  10. Yawn, “As Gulf swallows Louisiana island, displaced tribe fears the future.”
  11. Chelsea Harvey, “The gulf oil spill literally caused wetlands to sink beneath the waves, scientists say,” Washington Post, November 21, 2016.
  12. For more on the history of Isle de Jean Charles, see Andrew Yawn, “Why is Isle de Jean Charles disappearing? A timeline of land loss,” The American South, Daily Advertiser, updated March 1, 2020.
  13. The community the Tribe was looking to move into protested the development.
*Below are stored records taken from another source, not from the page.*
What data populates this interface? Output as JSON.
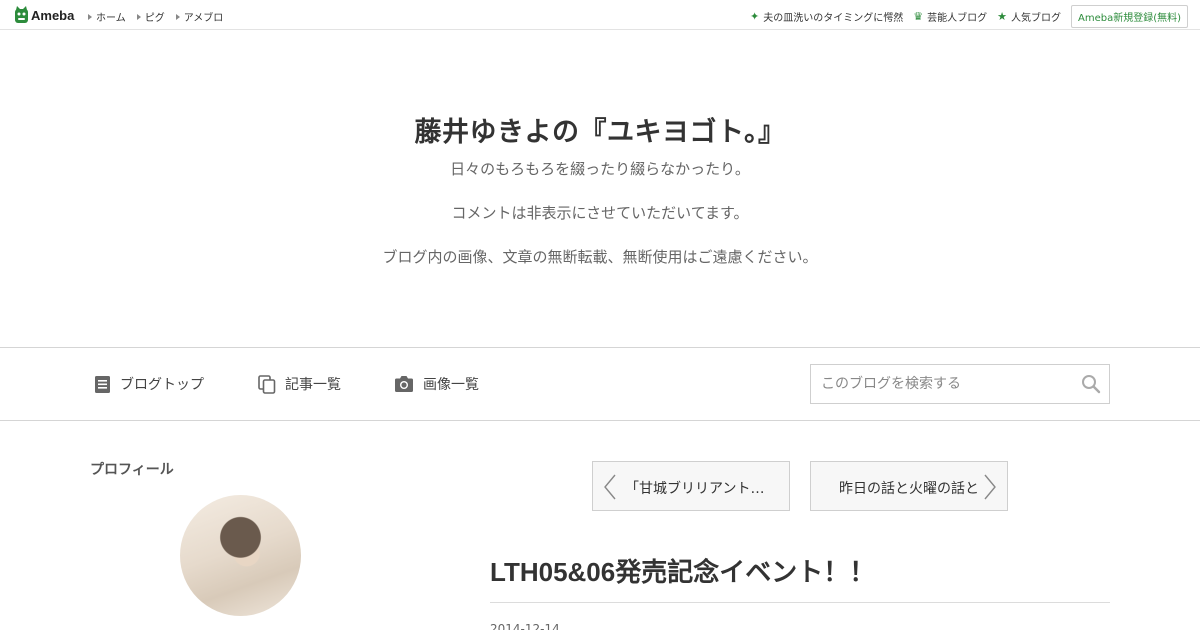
{
  "topbar": {
    "logo_text": "Ameba",
    "nav": [
      "ホーム",
      "ピグ",
      "アメブロ"
    ],
    "right_items": [
      {
        "label": "夫の皿洗いのタイミングに愕然",
        "icon": "sparkle-icon"
      },
      {
        "label": "芸能人ブログ",
        "icon": "crown-icon"
      },
      {
        "label": "人気ブログ",
        "icon": "star-icon"
      }
    ],
    "signup_label": "Ameba新規登録(無料)",
    "accent_color": "#2d8c3c"
  },
  "header": {
    "title": "藤井ゆきよの『ユキヨゴト。』",
    "description": [
      "日々のもろもろを綴ったり綴らなかったり。",
      "コメントは非表示にさせていただいてます。",
      "ブログ内の画像、文章の無断転載、無断使用はご遠慮ください。"
    ]
  },
  "nav": {
    "items": [
      {
        "label": "ブログトップ",
        "icon": "document-icon"
      },
      {
        "label": "記事一覧",
        "icon": "copy-icon"
      },
      {
        "label": "画像一覧",
        "icon": "camera-icon"
      }
    ],
    "search_placeholder": "このブログを検索する"
  },
  "sidebar": {
    "profile_heading": "プロフィール"
  },
  "pager": {
    "prev_label": "「甘城ブリリアント…",
    "next_label": "昨日の話と火曜の話と"
  },
  "article": {
    "title": "LTH05&06発売記念イベント！！",
    "date": "2014-12-14"
  }
}
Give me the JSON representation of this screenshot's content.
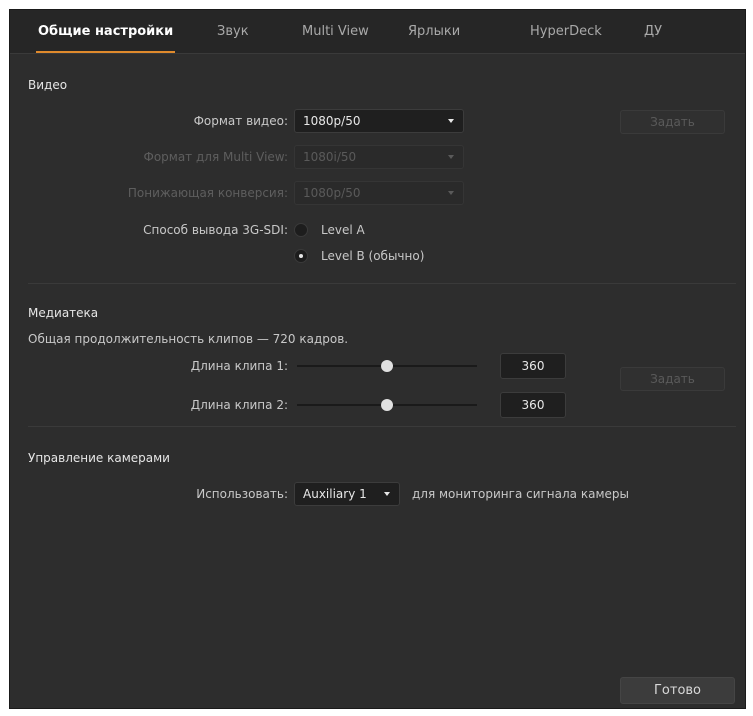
{
  "tabs": [
    {
      "label": "Общие настройки",
      "active": true
    },
    {
      "label": "Звук",
      "active": false
    },
    {
      "label": "Multi View",
      "active": false
    },
    {
      "label": "Ярлыки",
      "active": false
    },
    {
      "label": "HyperDeck",
      "active": false
    },
    {
      "label": "ДУ",
      "active": false
    }
  ],
  "video": {
    "title": "Видео",
    "format_label": "Формат видео:",
    "format_value": "1080p/50",
    "multiview_label": "Формат для Multi View:",
    "multiview_value": "1080i/50",
    "downconv_label": "Понижающая конверсия:",
    "downconv_value": "1080p/50",
    "sdi_label": "Способ вывода 3G-SDI:",
    "sdi_options": [
      {
        "label": "Level A",
        "selected": false
      },
      {
        "label": "Level B (обычно)",
        "selected": true
      }
    ],
    "set_button": "Задать"
  },
  "media": {
    "title": "Медиатека",
    "total_text": "Общая продолжительность клипов — 720 кадров.",
    "clip1_label": "Длина клипа 1:",
    "clip1_value": "360",
    "clip1_fraction": 0.5,
    "clip2_label": "Длина клипа 2:",
    "clip2_value": "360",
    "clip2_fraction": 0.5,
    "set_button": "Задать"
  },
  "camera": {
    "title": "Управление камерами",
    "use_label": "Использовать:",
    "use_value": "Auxiliary 1",
    "use_suffix": "для мониторинга сигнала камеры"
  },
  "footer": {
    "done_button": "Готово"
  },
  "colors": {
    "accent": "#e08a2c",
    "background": "#2d2d2d"
  }
}
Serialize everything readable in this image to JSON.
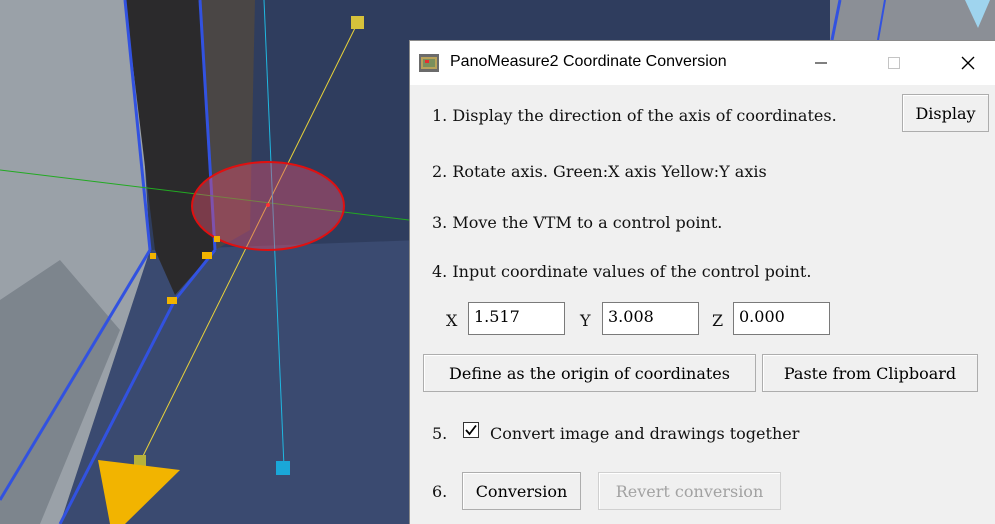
{
  "dialog": {
    "title": "PanoMeasure2 Coordinate Conversion",
    "step1_label": "1. Display the direction of the axis of coordinates.",
    "display_button": "Display",
    "step2_label": "2. Rotate axis. Green:X axis  Yellow:Y axis",
    "step3_label": "3. Move the VTM to a control point.",
    "step4_label": "4. Input coordinate values of the control point.",
    "coords": {
      "x_label": "X",
      "x_value": "1.517",
      "y_label": "Y",
      "y_value": "3.008",
      "z_label": "Z",
      "z_value": "0.000"
    },
    "define_origin_button": "Define as the origin of coordinates",
    "paste_clipboard_button": "Paste from Clipboard",
    "step5_number": "5.",
    "convert_together_label": "Convert image and drawings together",
    "convert_together_checked": true,
    "step6_number": "6.",
    "conversion_button": "Conversion",
    "revert_button": "Revert conversion"
  },
  "colors": {
    "highlight_ellipse": "#e01010",
    "x_axis": "#22aa22",
    "y_axis": "#e8d23a",
    "z_axis": "#20b7e0",
    "marker": "#f2b400"
  }
}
See “Terrebonne officials visit Isle de Jean Charles,” Houma Today, October 19, 2009; and Charquia Wright, “Unmasking Western Science: Challenging the Army Corps of Engineer’s Rejection of the Isle de Jean Charles Tribal Environmental Knowledge under APA Arbitrary and Capricious Review,” UCLA Law Review, March 26, 2020.
  14. Coral Davenport and Campbell Robertson, “Resettling the First American ‘Climate Refugees,’” New York Times, May 2, 2016.
  15. See “Tribal Resettlement,” accessed August 21, 2020.
  16. Louisiana Office of Community Development-Disaster Recovery Unit, State of Louisiana Substantial Amendment No. 5: Introduction of New Activities and Project Narrative Clarifications for the Utilization of Community Development Block Grant Funds Under the National Disaster Resilience Competition (NDRC) Resettlement of Isle de Jean Charles, Disaster Recovery Initiative, U.S. Department of Housing and Urban Development, submitted to HUD: April 23, 2019.
  17. “[T]he planned resettlement of Louisiana’s Isle de Jean Charles Biloxi-Chitimacha-Choctaw Tribe, whose ancestral island has nearly disappeared, has been mired in a conflict over tribal sovereignty. The tribe’s leaders say they’re not being treated as co-collaborators—in fact, they learned about the state’s purchase of land for resettlement by reading a press release. State officials say they have tried to work with those leaders but are ‘not in a legal position’ to acknowledge the sovereignty of a tribe that is not federally recognized” (Barry Yeoman, “As Sea Level Rise Threatens Their Ancestral Village, a Louisiana Tribe Fights to Stay Put,” Natural Resources Defense Council [NRDC], April 13, 2020). And see Julie Dermansky, “Isle de Jean Charles Tribe Turns Down Funds to Relocate First US ‘Climate Refugees’ as Louisiana Buys Land Anyway,” DeSmog (blog), January 11, 2019; and Julie Dermansky, “Critics Say Louisiana ‘Highjacked’ Climate Resettlement Plan for Isle de Jean Charles Tribe,” DeSmog (blog), April 20, 2019.
  18. Preserving Our Place” (project and website page in process), accessed August 21, 2020.
  19. “CLIMATE CHANGE: A Climate Migration Pilot Program Could Enhance the Nation’s Resilience and Reduce Federal Fiscal Exposure,” U.S. Government Accountability Office, July 6, 2020, /GAO-20-488.